The following elements are important aspects of fiction, but each story will require these elements in differing amounts.  A mystery novel may require very precise and subtle details in order to "prove" the solution without giving it away, whereas an in-depth character sketch may instead require very blunt, unvarnished character details in order to paint a complete picture of an individual.

Are the characters believable?  Ideally, each character should have personal strengths and weaknesses, but even more important are the qualities of desire and need.  The main character should have something at stake, some reason to take part in your story.

What's at stake?  The needs of your characters will drive the story.  In addition, individual characters should have differing wants and needs - the conflict between their goals drives strong fiction.
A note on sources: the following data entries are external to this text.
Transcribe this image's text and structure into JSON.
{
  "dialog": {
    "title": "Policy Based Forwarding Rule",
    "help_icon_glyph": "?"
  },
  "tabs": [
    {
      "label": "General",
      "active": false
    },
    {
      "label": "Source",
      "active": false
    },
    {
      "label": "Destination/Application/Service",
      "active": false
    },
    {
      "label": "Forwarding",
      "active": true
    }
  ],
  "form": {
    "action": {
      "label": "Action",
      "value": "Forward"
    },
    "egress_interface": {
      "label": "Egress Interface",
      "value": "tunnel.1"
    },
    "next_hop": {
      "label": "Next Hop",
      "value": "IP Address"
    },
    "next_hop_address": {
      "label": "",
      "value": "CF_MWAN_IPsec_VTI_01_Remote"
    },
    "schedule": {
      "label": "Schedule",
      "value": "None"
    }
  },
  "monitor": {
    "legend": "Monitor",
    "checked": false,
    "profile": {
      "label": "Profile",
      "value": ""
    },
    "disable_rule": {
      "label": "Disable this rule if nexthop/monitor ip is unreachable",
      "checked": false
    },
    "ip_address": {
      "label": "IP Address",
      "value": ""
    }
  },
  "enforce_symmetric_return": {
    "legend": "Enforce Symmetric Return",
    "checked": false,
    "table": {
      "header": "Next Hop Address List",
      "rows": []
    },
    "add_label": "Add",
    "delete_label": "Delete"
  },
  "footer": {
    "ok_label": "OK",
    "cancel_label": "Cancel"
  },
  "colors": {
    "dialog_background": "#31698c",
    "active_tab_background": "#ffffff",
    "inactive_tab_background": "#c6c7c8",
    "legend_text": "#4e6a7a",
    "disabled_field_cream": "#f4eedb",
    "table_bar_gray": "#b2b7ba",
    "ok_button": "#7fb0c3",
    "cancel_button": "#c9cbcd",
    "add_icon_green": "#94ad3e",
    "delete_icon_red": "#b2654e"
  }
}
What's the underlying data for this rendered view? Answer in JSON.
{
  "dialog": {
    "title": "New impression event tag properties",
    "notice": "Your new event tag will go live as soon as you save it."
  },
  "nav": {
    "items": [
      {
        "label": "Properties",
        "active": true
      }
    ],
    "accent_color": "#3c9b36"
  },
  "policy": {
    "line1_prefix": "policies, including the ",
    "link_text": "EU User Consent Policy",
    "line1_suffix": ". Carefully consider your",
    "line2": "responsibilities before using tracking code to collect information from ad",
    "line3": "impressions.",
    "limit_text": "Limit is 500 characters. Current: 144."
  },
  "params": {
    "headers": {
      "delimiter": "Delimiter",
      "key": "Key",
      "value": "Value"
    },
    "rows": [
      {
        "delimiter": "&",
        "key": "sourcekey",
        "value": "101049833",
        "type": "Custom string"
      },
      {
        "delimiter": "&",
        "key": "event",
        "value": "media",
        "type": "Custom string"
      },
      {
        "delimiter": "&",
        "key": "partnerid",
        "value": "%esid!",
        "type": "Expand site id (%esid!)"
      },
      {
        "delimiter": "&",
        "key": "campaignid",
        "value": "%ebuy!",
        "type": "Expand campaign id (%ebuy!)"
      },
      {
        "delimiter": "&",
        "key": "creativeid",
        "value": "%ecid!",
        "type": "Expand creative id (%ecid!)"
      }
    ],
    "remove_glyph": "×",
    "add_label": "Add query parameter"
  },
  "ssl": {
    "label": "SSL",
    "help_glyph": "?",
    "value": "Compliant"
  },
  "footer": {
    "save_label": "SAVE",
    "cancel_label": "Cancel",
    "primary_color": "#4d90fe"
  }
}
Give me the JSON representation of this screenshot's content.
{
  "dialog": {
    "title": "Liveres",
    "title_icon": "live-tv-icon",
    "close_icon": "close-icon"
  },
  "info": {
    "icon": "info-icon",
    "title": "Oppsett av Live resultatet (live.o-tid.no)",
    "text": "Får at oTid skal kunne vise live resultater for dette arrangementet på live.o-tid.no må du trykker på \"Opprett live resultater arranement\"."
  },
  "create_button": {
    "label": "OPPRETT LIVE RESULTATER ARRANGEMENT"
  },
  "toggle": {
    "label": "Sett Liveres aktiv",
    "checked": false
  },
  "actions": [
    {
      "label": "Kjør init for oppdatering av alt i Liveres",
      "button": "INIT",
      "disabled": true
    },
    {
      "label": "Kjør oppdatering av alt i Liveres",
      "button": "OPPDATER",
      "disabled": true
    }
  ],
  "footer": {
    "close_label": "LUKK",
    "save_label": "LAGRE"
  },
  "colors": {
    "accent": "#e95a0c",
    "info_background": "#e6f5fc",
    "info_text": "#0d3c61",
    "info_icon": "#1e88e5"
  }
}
The order in which the author tells the story.  Whereas the story is a simple chronology of events, plot represents the rearrangement in order to build tension.

The quality a story has when the reader needs to find out what's going to happen next.  Usually, this arises from an unsettled conflict which could turn out either very well or very badly for the main characters.

Is the story light and funny?  Or dark and spooky?  This is a subtle quality of each work, and it results primarily from the diction and setting.

The choice of words within the story.  Ideally, the connotation and denotation of each word should match the overall tone you aim for in your work.

The place and surroundings of the story.  Typically, we need to be able to see where the characters are so we can understand the context of the story.